Stored items:
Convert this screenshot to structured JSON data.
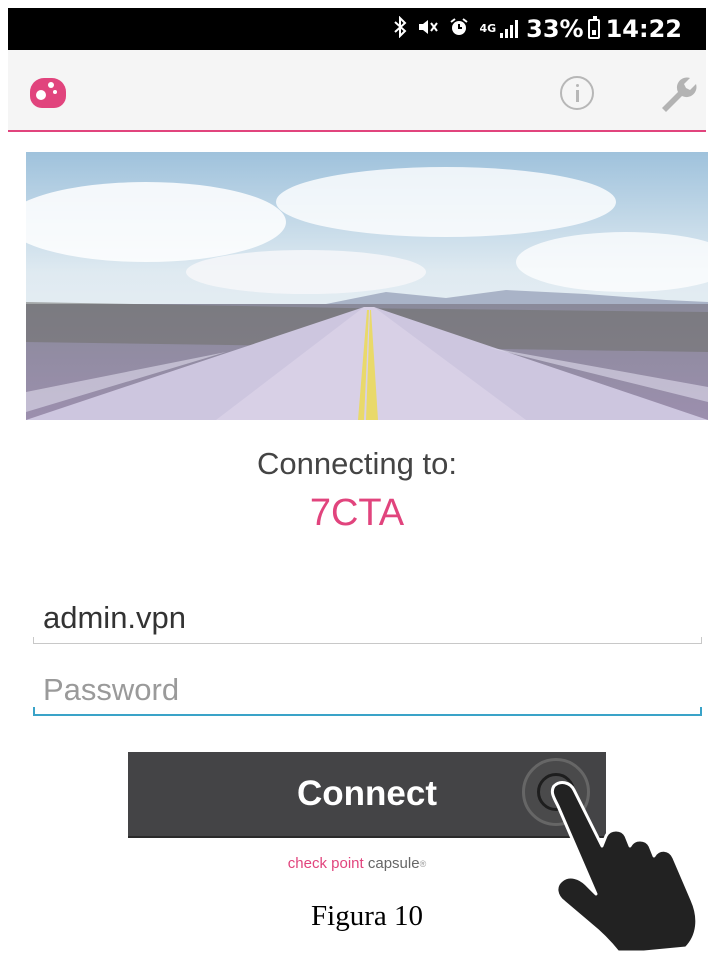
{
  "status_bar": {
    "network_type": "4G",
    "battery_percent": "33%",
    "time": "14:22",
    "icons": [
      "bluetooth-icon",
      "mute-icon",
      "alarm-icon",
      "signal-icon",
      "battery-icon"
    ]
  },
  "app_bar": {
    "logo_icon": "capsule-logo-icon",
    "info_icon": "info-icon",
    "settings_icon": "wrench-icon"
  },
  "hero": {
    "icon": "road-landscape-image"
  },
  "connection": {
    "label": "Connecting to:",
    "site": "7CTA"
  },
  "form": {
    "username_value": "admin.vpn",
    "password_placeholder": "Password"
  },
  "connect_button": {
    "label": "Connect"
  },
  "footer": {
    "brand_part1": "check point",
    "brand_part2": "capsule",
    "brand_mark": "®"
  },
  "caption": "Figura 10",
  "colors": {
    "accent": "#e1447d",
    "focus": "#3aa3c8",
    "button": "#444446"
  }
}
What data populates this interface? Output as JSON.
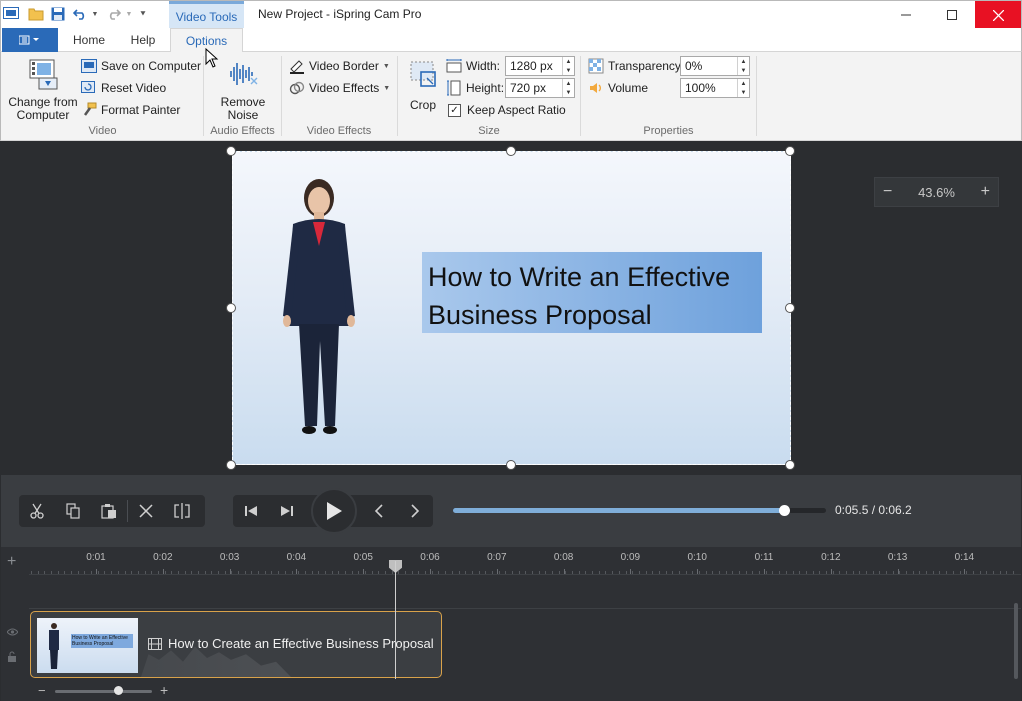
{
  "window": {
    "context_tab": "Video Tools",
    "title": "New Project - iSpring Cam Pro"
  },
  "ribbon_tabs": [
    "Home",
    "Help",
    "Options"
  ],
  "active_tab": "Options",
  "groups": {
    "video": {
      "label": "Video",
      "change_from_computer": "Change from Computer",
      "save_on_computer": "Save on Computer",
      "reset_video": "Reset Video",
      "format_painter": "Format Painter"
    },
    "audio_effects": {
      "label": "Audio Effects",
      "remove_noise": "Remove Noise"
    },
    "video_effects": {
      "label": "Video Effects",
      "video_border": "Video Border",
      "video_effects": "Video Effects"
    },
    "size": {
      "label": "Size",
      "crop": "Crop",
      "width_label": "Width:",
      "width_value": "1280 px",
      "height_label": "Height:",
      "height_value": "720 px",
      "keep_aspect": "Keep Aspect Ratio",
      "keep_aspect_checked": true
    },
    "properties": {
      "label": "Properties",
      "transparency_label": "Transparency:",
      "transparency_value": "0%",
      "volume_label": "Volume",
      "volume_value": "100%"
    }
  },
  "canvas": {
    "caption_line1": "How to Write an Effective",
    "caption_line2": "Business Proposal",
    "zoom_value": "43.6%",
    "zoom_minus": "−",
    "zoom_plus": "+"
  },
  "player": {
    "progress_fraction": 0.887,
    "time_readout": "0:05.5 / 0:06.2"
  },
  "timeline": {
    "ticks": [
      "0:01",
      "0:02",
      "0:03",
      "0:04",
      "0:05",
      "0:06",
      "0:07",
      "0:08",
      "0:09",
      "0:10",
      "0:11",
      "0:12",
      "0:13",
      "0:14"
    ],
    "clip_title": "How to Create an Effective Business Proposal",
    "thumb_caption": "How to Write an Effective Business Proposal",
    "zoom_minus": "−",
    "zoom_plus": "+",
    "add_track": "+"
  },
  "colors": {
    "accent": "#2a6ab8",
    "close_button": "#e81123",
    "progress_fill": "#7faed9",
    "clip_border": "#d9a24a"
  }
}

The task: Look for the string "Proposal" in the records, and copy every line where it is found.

Answer to the problem:
    "caption_line2": "Business Proposal",
    "clip_title": "How to Create an Effective Business Proposal",
    "thumb_caption": "How to Write an Effective Business Proposal",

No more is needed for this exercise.